§ Task description
Repeat the full listing exactly.
###
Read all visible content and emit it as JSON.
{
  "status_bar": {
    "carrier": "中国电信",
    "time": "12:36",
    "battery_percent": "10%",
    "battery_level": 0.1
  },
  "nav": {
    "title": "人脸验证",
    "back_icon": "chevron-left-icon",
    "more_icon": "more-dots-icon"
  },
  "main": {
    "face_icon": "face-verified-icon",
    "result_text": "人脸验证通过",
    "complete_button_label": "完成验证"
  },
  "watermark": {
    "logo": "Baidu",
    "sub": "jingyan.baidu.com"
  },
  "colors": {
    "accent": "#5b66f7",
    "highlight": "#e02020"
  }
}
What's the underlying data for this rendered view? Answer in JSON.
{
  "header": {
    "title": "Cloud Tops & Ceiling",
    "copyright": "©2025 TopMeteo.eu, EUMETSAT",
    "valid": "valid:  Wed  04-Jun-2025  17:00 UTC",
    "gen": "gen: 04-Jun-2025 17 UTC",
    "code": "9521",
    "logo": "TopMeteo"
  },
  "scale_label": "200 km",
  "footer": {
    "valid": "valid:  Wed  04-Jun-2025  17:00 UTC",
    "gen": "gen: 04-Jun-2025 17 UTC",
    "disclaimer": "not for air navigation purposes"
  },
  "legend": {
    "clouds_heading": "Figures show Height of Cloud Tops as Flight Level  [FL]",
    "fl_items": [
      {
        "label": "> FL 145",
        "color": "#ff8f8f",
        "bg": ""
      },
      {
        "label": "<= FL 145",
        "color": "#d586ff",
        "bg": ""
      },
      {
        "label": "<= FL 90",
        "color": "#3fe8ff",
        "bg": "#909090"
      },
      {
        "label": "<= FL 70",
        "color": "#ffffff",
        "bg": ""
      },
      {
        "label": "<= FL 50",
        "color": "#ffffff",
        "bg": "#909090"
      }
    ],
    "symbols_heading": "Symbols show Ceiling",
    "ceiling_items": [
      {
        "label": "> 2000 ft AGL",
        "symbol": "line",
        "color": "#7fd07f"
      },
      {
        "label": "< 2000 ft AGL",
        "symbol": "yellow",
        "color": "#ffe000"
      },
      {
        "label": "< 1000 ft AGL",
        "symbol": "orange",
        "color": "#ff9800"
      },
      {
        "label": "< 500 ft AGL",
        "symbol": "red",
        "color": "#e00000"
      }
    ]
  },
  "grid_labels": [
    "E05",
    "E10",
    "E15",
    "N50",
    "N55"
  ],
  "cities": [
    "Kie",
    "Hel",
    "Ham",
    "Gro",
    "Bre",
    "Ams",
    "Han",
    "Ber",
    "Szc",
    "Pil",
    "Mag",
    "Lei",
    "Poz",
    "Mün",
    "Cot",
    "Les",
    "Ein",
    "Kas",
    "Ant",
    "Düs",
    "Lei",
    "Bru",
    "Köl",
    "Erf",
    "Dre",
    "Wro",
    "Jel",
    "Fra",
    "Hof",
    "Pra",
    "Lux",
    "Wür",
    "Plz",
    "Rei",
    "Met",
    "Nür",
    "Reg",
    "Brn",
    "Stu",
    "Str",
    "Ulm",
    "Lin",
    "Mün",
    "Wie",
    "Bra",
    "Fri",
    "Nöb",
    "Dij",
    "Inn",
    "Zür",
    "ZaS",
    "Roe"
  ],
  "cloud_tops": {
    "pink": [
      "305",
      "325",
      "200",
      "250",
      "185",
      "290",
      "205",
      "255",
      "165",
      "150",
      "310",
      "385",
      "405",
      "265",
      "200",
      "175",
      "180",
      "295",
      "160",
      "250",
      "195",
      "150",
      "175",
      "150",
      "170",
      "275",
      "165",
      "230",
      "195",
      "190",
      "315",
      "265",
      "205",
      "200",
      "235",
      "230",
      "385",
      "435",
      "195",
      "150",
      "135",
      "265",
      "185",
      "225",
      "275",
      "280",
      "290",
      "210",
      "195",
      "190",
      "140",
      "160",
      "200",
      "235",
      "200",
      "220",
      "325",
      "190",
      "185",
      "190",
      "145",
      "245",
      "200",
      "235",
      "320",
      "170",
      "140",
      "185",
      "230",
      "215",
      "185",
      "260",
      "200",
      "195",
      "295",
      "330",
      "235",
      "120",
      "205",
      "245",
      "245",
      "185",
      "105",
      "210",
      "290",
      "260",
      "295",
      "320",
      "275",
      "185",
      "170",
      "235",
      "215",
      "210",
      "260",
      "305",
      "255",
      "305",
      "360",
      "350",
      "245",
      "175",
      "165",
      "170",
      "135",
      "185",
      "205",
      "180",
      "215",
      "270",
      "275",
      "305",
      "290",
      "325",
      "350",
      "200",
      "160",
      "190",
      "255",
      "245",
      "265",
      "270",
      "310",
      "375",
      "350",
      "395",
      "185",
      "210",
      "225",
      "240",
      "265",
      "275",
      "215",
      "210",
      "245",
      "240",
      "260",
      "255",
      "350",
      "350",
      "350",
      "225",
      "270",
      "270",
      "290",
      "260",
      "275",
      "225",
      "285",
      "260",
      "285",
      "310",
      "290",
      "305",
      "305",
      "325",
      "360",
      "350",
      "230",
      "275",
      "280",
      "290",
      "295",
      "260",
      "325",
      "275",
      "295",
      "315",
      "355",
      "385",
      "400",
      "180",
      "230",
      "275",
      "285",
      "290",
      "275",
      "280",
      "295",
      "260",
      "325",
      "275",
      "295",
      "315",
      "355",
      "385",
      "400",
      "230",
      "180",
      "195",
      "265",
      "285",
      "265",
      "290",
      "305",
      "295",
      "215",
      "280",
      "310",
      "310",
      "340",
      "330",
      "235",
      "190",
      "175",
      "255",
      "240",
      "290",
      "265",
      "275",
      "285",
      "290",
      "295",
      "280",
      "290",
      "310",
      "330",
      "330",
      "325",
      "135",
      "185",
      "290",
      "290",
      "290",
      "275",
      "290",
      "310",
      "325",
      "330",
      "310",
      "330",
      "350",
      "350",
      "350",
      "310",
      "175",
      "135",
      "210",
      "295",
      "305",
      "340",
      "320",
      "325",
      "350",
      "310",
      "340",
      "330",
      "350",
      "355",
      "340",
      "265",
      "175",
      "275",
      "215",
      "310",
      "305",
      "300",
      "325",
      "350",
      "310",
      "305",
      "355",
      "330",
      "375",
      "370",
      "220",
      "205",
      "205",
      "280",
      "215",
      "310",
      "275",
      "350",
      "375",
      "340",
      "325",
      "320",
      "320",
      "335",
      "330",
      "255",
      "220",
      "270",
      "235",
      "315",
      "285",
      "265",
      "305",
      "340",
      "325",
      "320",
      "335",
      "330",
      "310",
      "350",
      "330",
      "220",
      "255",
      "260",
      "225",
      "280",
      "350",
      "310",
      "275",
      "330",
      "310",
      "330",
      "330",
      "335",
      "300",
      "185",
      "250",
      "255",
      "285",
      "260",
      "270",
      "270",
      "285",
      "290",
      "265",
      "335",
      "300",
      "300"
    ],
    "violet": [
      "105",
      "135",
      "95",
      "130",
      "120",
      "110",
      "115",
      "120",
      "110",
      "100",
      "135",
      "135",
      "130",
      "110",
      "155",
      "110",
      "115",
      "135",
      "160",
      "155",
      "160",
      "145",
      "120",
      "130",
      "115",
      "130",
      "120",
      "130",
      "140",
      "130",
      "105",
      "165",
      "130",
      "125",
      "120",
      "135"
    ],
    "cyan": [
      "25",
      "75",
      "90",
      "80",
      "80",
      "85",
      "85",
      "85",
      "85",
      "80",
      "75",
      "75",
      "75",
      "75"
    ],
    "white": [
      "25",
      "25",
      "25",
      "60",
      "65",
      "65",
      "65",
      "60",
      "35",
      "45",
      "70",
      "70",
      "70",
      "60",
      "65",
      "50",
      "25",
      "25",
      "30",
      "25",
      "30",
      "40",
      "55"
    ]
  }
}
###
§ Answer to the exercise
Read all visible content and emit it as JSON.
{
  "status_bar": {
    "carrier": "中国电信",
    "time": "12:36",
    "battery_percent": "10%",
    "battery_level": 0.1
  },
  "nav": {
    "title": "人脸验证",
    "back_icon": "chevron-left-icon",
    "more_icon": "more-dots-icon"
  },
  "main": {
    "face_icon": "face-verified-icon",
    "result_text": "人脸验证通过",
    "complete_button_label": "完成验证"
  },
  "watermark": {
    "logo": "Baidu",
    "sub": "jingyan.baidu.com"
  },
  "colors": {
    "accent": "#5b66f7",
    "highlight": "#e02020"
  }
}
What's the underlying data for this rendered view? Answer in JSON.
{
  "header": {
    "title": "Cloud Tops & Ceiling",
    "copyright": "©2025 TopMeteo.eu, EUMETSAT",
    "valid": "valid:  Wed  04-Jun-2025  17:00 UTC",
    "gen": "gen: 04-Jun-2025 17 UTC",
    "code": "9521",
    "logo": "TopMeteo"
  },
  "scale_label": "200 km",
  "footer": {
    "valid": "valid:  Wed  04-Jun-2025  17:00 UTC",
    "gen": "gen: 04-Jun-2025 17 UTC",
    "disclaimer": "not for air navigation purposes"
  },
  "legend": {
    "clouds_heading": "Figures show Height of Cloud Tops as Flight Level  [FL]",
    "fl_items": [
      {
        "label": "> FL 145",
        "color": "#ff8f8f",
        "bg": ""
      },
      {
        "label": "<= FL 145",
        "color": "#d586ff",
        "bg": ""
      },
      {
        "label": "<= FL 90",
        "color": "#3fe8ff",
        "bg": "#909090"
      },
      {
        "label": "<= FL 70",
        "color": "#ffffff",
        "bg": ""
      },
      {
        "label": "<= FL 50",
        "color": "#ffffff",
        "bg": "#909090"
      }
    ],
    "symbols_heading": "Symbols show Ceiling",
    "ceiling_items": [
      {
        "label": "> 2000 ft AGL",
        "symbol": "line",
        "color": "#7fd07f"
      },
      {
        "label": "< 2000 ft AGL",
        "symbol": "yellow",
        "color": "#ffe000"
      },
      {
        "label": "< 1000 ft AGL",
        "symbol": "orange",
        "color": "#ff9800"
      },
      {
        "label": "< 500 ft AGL",
        "symbol": "red",
        "color": "#e00000"
      }
    ]
  },
  "grid_labels": [
    "E05",
    "E10",
    "E15",
    "N50",
    "N55"
  ],
  "cities": [
    "Kie",
    "Hel",
    "Ham",
    "Gro",
    "Bre",
    "Ams",
    "Han",
    "Ber",
    "Szc",
    "Pil",
    "Mag",
    "Lei",
    "Poz",
    "Mün",
    "Cot",
    "Les",
    "Ein",
    "Kas",
    "Ant",
    "Düs",
    "Lei",
    "Bru",
    "Köl",
    "Erf",
    "Dre",
    "Wro",
    "Jel",
    "Fra",
    "Hof",
    "Pra",
    "Lux",
    "Wür",
    "Plz",
    "Rei",
    "Met",
    "Nür",
    "Reg",
    "Brn",
    "Stu",
    "Str",
    "Ulm",
    "Lin",
    "Mün",
    "Wie",
    "Bra",
    "Fri",
    "Nöb",
    "Dij",
    "Inn",
    "Zür",
    "ZaS",
    "Roe"
  ],
  "cloud_tops": {
    "pink": [
      "305",
      "325",
      "200",
      "250",
      "185",
      "290",
      "205",
      "255",
      "165",
      "150",
      "310",
      "385",
      "405",
      "265",
      "200",
      "175",
      "180",
      "295",
      "160",
      "250",
      "195",
      "150",
      "175",
      "150",
      "170",
      "275",
      "165",
      "230",
      "195",
      "190",
      "315",
      "265",
      "205",
      "200",
      "235",
      "230",
      "385",
      "435",
      "195",
      "150",
      "135",
      "265",
      "185",
      "225",
      "275",
      "280",
      "290",
      "210",
      "195",
      "190",
      "140",
      "160",
      "200",
      "235",
      "200",
      "220",
      "325",
      "190",
      "185",
      "190",
      "145",
      "245",
      "200",
      "235",
      "320",
      "170",
      "140",
      "185",
      "230",
      "215",
      "185",
      "260",
      "200",
      "195",
      "295",
      "330",
      "235",
      "120",
      "205",
      "245",
      "245",
      "185",
      "105",
      "210",
      "290",
      "260",
      "295",
      "320",
      "275",
      "185",
      "170",
      "235",
      "215",
      "210",
      "260",
      "305",
      "255",
      "305",
      "360",
      "350",
      "245",
      "175",
      "165",
      "170",
      "135",
      "185",
      "205",
      "180",
      "215",
      "270",
      "275",
      "305",
      "290",
      "325",
      "350",
      "200",
      "160",
      "190",
      "255",
      "245",
      "265",
      "270",
      "310",
      "375",
      "350",
      "395",
      "185",
      "210",
      "225",
      "240",
      "265",
      "275",
      "215",
      "210",
      "245",
      "240",
      "260",
      "255",
      "350",
      "350",
      "350",
      "225",
      "270",
      "270",
      "290",
      "260",
      "275",
      "225",
      "285",
      "260",
      "285",
      "310",
      "290",
      "305",
      "305",
      "325",
      "360",
      "350",
      "230",
      "275",
      "280",
      "290",
      "295",
      "260",
      "325",
      "275",
      "295",
      "315",
      "355",
      "385",
      "400",
      "180",
      "230",
      "275",
      "285",
      "290",
      "275",
      "280",
      "295",
      "260",
      "325",
      "275",
      "295",
      "315",
      "355",
      "385",
      "400",
      "230",
      "180",
      "195",
      "265",
      "285",
      "265",
      "290",
      "305",
      "295",
      "215",
      "280",
      "310",
      "310",
      "340",
      "330",
      "235",
      "190",
      "175",
      "255",
      "240",
      "290",
      "265",
      "275",
      "285",
      "290",
      "295",
      "280",
      "290",
      "310",
      "330",
      "330",
      "325",
      "135",
      "185",
      "290",
      "290",
      "290",
      "275",
      "290",
      "310",
      "325",
      "330",
      "310",
      "330",
      "350",
      "350",
      "350",
      "310",
      "175",
      "135",
      "210",
      "295",
      "305",
      "340",
      "320",
      "325",
      "350",
      "310",
      "340",
      "330",
      "350",
      "355",
      "340",
      "265",
      "175",
      "275",
      "215",
      "310",
      "305",
      "300",
      "325",
      "350",
      "310",
      "305",
      "355",
      "330",
      "375",
      "370",
      "220",
      "205",
      "205",
      "280",
      "215",
      "310",
      "275",
      "350",
      "375",
      "340",
      "325",
      "320",
      "320",
      "335",
      "330",
      "255",
      "220",
      "270",
      "235",
      "315",
      "285",
      "265",
      "305",
      "340",
      "325",
      "320",
      "335",
      "330",
      "310",
      "350",
      "330",
      "220",
      "255",
      "260",
      "225",
      "280",
      "350",
      "310",
      "275",
      "330",
      "310",
      "330",
      "330",
      "335",
      "300",
      "185",
      "250",
      "255",
      "285",
      "260",
      "270",
      "270",
      "285",
      "290",
      "265",
      "335",
      "300",
      "300"
    ],
    "violet": [
      "105",
      "135",
      "95",
      "130",
      "120",
      "110",
      "115",
      "120",
      "110",
      "100",
      "135",
      "135",
      "130",
      "110",
      "155",
      "110",
      "115",
      "135",
      "160",
      "155",
      "160",
      "145",
      "120",
      "130",
      "115",
      "130",
      "120",
      "130",
      "140",
      "130",
      "105",
      "165",
      "130",
      "125",
      "120",
      "135"
    ],
    "cyan": [
      "25",
      "75",
      "90",
      "80",
      "80",
      "85",
      "85",
      "85",
      "85",
      "80",
      "75",
      "75",
      "75",
      "75"
    ],
    "white": [
      "25",
      "25",
      "25",
      "60",
      "65",
      "65",
      "65",
      "60",
      "35",
      "45",
      "70",
      "70",
      "70",
      "60",
      "65",
      "50",
      "25",
      "25",
      "30",
      "25",
      "30",
      "40",
      "55"
    ]
  }
}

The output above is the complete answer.